Flexible polyurethane foam that could be used as a sensor material in industrial and sports applications was science fiction… Not any more with nanoparticles, as Sarah Houlton reports.
Foam mattresses that can use a person’s motion to generate a voltage, allowing the movement of bed-ridden patients to be monitored, could be a step closer with technology from XOnano. The technology has already been successfully applied to denser foams used in sporting equipment.
The research that led to OXnano Smartfoam dates back to 2010. At that time Jake Merrell, now the company’s president, enrolled as an engineering undergraduate at Brigham Young University in Utah. Merrell spent some time in a nanocomposite lab that was making strain gauges out of silicone rubber. Merrell was adding nanoparticles to silicone materials that generated a piezoresistive response. This turns the silicone into a strain gauge that allowed the amount of stretch to be measured.
Nanoparticles = Serendipity

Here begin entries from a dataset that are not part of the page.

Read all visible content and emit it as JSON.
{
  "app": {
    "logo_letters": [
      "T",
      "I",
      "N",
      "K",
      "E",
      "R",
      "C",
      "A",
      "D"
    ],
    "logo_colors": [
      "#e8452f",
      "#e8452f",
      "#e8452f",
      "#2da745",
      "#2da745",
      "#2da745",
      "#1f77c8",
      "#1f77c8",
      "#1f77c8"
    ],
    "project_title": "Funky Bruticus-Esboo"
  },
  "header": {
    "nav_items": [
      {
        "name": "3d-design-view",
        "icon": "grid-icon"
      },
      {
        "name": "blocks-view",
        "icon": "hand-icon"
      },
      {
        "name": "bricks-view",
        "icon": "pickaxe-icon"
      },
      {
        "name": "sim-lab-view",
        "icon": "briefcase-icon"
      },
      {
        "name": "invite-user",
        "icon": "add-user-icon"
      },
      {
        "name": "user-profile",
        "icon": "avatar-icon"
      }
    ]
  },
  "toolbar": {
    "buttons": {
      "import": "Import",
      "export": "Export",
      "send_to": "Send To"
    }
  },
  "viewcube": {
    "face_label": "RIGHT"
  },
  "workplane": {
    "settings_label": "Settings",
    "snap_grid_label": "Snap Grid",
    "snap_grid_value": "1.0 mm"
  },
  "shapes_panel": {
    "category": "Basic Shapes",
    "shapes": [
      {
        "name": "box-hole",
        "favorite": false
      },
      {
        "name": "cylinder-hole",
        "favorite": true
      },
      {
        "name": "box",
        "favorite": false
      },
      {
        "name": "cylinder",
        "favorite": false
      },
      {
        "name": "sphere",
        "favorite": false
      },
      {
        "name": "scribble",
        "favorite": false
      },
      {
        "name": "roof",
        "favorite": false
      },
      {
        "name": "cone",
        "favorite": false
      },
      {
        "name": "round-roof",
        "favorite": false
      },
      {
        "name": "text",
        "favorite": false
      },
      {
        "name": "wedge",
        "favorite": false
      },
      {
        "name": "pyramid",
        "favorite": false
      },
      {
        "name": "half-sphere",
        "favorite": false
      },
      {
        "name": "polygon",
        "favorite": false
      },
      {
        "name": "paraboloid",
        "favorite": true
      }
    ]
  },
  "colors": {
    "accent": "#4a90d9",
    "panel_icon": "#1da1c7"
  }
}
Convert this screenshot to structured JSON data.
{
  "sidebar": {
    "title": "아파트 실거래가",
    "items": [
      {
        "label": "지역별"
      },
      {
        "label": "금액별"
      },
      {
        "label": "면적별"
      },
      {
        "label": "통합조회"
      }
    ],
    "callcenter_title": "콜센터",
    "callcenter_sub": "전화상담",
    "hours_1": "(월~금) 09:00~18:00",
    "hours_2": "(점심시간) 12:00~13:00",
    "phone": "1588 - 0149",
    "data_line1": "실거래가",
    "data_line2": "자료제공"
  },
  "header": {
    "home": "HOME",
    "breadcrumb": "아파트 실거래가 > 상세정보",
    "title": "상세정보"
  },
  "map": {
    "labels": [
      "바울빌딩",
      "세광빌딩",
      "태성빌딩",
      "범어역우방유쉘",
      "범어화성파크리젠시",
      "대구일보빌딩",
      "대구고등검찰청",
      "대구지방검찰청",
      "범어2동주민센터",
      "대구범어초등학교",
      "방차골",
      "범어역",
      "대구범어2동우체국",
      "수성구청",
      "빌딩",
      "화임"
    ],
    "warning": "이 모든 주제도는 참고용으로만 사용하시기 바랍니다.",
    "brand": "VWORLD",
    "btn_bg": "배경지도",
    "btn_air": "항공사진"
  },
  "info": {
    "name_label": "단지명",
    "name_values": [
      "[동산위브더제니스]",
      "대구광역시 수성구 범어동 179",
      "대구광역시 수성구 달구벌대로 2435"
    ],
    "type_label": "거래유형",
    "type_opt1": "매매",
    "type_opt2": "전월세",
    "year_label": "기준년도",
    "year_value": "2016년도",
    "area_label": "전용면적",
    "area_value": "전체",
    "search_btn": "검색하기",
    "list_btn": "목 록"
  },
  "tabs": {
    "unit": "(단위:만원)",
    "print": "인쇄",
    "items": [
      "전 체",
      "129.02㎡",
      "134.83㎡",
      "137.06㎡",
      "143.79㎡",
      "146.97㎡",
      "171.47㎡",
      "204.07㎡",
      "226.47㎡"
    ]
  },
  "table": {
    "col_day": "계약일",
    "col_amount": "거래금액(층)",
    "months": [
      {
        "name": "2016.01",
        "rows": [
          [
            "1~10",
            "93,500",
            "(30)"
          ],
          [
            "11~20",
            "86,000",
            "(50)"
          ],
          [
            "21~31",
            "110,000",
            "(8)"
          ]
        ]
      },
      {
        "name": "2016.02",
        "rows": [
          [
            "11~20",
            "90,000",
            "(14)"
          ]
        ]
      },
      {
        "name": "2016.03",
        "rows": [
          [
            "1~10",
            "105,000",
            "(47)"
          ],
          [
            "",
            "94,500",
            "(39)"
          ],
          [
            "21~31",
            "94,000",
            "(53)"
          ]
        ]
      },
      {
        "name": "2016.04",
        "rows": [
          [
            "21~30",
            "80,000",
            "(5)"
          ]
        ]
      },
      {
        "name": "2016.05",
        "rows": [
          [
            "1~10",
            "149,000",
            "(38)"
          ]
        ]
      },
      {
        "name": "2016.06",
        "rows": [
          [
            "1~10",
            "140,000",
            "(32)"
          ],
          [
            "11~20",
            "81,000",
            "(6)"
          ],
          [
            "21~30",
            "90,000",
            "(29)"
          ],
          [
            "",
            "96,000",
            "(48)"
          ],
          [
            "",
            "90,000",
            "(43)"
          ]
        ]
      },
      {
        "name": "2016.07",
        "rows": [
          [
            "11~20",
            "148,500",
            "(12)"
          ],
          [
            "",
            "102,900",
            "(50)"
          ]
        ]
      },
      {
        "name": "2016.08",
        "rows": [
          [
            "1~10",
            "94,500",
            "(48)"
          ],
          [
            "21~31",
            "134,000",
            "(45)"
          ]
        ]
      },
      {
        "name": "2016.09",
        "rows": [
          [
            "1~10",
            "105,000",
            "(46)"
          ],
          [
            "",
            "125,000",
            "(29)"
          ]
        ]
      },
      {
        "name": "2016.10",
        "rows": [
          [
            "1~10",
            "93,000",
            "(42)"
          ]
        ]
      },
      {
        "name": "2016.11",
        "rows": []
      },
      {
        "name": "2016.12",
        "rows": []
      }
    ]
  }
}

While the gauges allowed stretch to be measured, compression was a different matter. A project to create a foam-based sensor that might be able to measure compression was initiated. At the heart of the technology is a piezoresistive foam that undergoes a change in electrical resistance when it is compressed.